***** Records for the task

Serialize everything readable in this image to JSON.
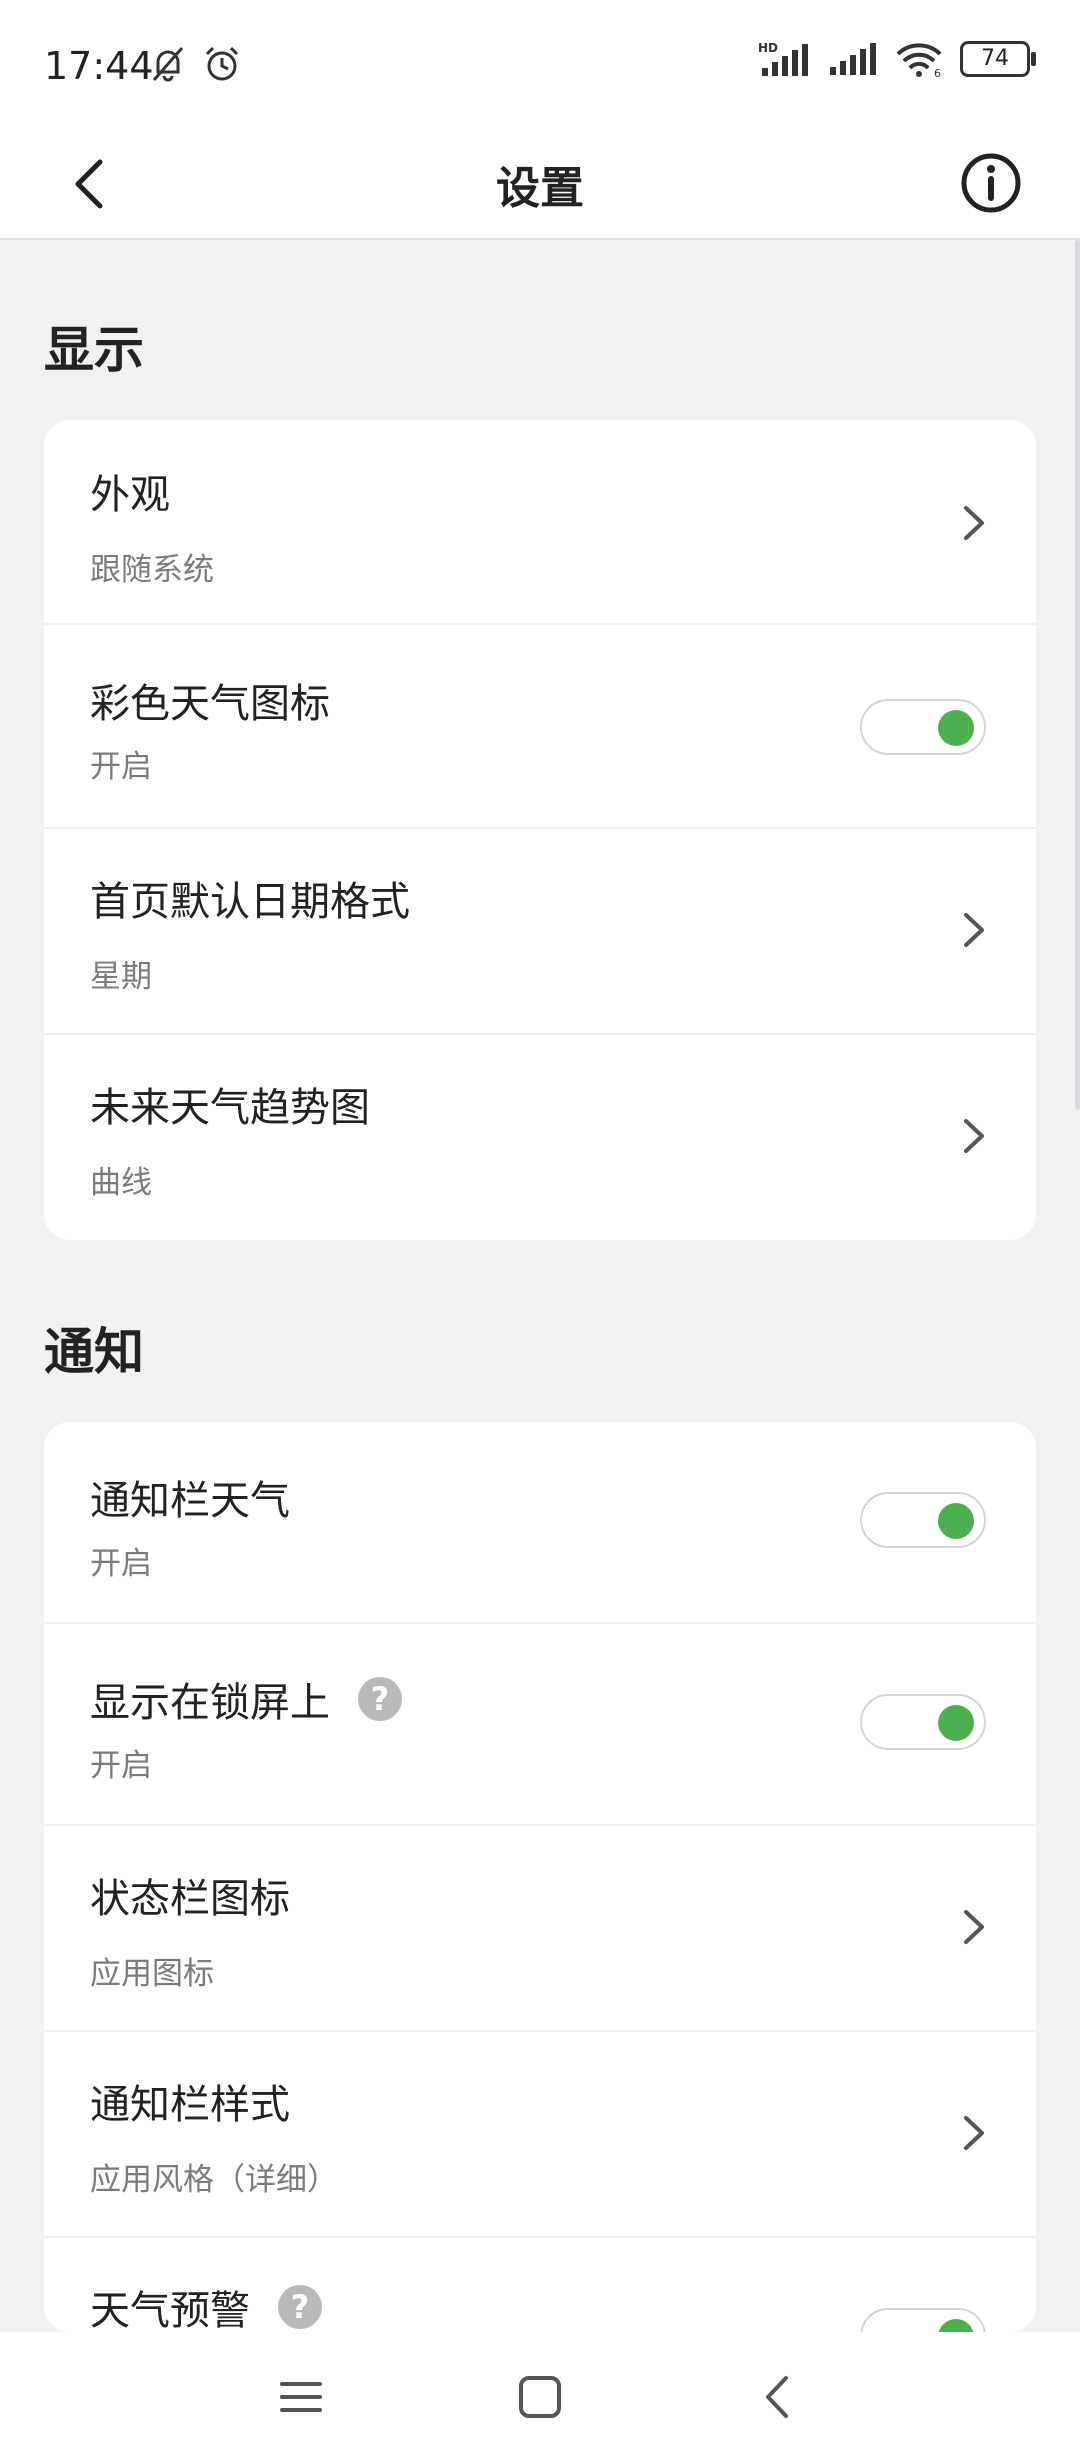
{
  "status_bar": {
    "time": "17:44",
    "battery": "74",
    "network_label": "HD",
    "icons": [
      "bell-off-icon",
      "alarm-icon",
      "signal-hd-icon",
      "signal-icon",
      "wifi-6-icon",
      "battery-icon"
    ]
  },
  "app_bar": {
    "title": "设置",
    "back_icon": "back-arrow-icon",
    "info_icon": "info-icon"
  },
  "sections": {
    "display": {
      "title": "显示",
      "items": [
        {
          "title": "外观",
          "subtitle": "跟随系统",
          "control": "chevron"
        },
        {
          "title": "彩色天气图标",
          "subtitle": "开启",
          "control": "toggle",
          "enabled": true
        },
        {
          "title": "首页默认日期格式",
          "subtitle": "星期",
          "control": "chevron"
        },
        {
          "title": "未来天气趋势图",
          "subtitle": "曲线",
          "control": "chevron"
        }
      ]
    },
    "notify": {
      "title": "通知",
      "items": [
        {
          "title": "通知栏天气",
          "subtitle": "开启",
          "control": "toggle",
          "enabled": true
        },
        {
          "title": "显示在锁屏上",
          "subtitle": "开启",
          "control": "toggle",
          "enabled": true,
          "help_glyph": "?"
        },
        {
          "title": "状态栏图标",
          "subtitle": "应用图标",
          "control": "chevron"
        },
        {
          "title": "通知栏样式",
          "subtitle": "应用风格（详细）",
          "control": "chevron"
        },
        {
          "title": "天气预警",
          "control": "toggle",
          "enabled": true,
          "help_glyph": "?"
        }
      ]
    }
  },
  "nav_bar": {
    "buttons": [
      "menu-icon",
      "home-icon",
      "back-icon"
    ]
  },
  "colors": {
    "accent": "#4caf50",
    "background": "#f0f1f3",
    "card": "#ffffff"
  }
}
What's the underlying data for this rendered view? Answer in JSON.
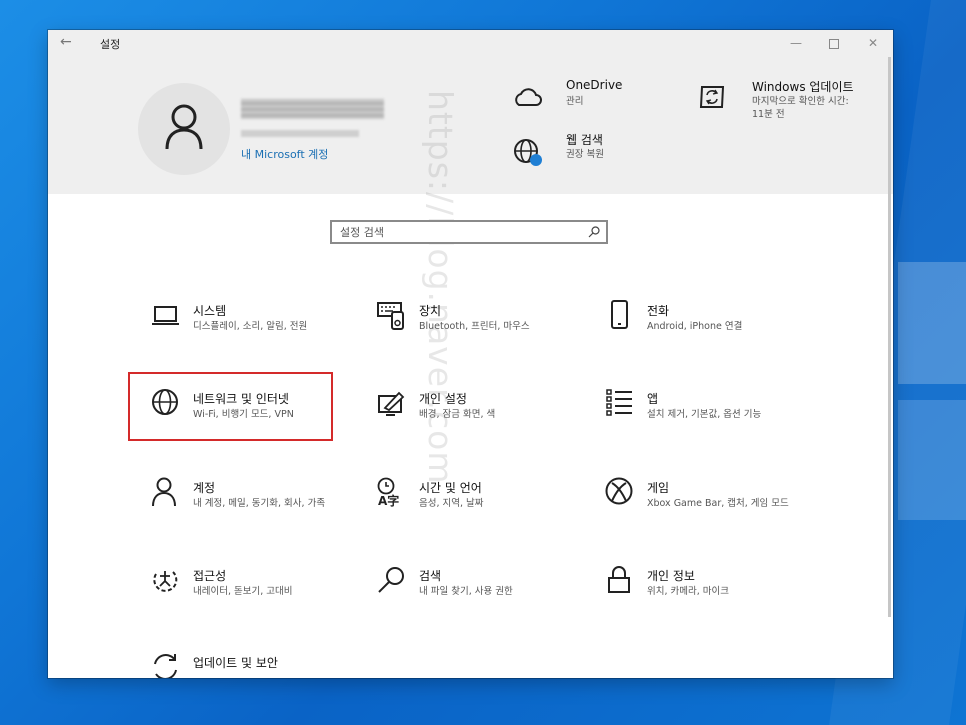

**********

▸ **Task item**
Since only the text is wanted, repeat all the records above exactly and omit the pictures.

▸ **Exercise response**
Serialize everything readable in this image to JSON.
{
  "status_bar": {
    "time": "17:44",
    "battery": "74",
    "network_label": "HD",
    "icons": [
      "bell-off-icon",
      "alarm-icon",
      "signal-hd-icon",
      "signal-icon",
      "wifi-6-icon",
      "battery-icon"
    ]
  },
  "app_bar": {
    "title": "设置",
    "back_icon": "back-arrow-icon",
    "info_icon": "info-icon"
  },
  "sections": {
    "display": {
      "title": "显示",
      "items": [
        {
          "title": "外观",
          "subtitle": "跟随系统",
          "control": "chevron"
        },
        {
          "title": "彩色天气图标",
          "subtitle": "开启",
          "control": "toggle",
          "enabled": true
        },
        {
          "title": "首页默认日期格式",
          "subtitle": "星期",
          "control": "chevron"
        },
        {
          "title": "未来天气趋势图",
          "subtitle": "曲线",
          "control": "chevron"
        }
      ]
    },
    "notify": {
      "title": "通知",
      "items": [
        {
          "title": "通知栏天气",
          "subtitle": "开启",
          "control": "toggle",
          "enabled": true
        },
        {
          "title": "显示在锁屏上",
          "subtitle": "开启",
          "control": "toggle",
          "enabled": true,
          "help_glyph": "?"
        },
        {
          "title": "状态栏图标",
          "subtitle": "应用图标",
          "control": "chevron"
        },
        {
          "title": "通知栏样式",
          "subtitle": "应用风格（详细）",
          "control": "chevron"
        },
        {
          "title": "天气预警",
          "control": "toggle",
          "enabled": true,
          "help_glyph": "?"
        }
      ]
    }
  },
  "nav_bar": {
    "buttons": [
      "menu-icon",
      "home-icon",
      "back-icon"
    ]
  },
  "colors": {
    "accent": "#4caf50",
    "background": "#f0f1f3",
    "card": "#ffffff"
  }
}
What's the underlying data for this rendered view? Answer in JSON.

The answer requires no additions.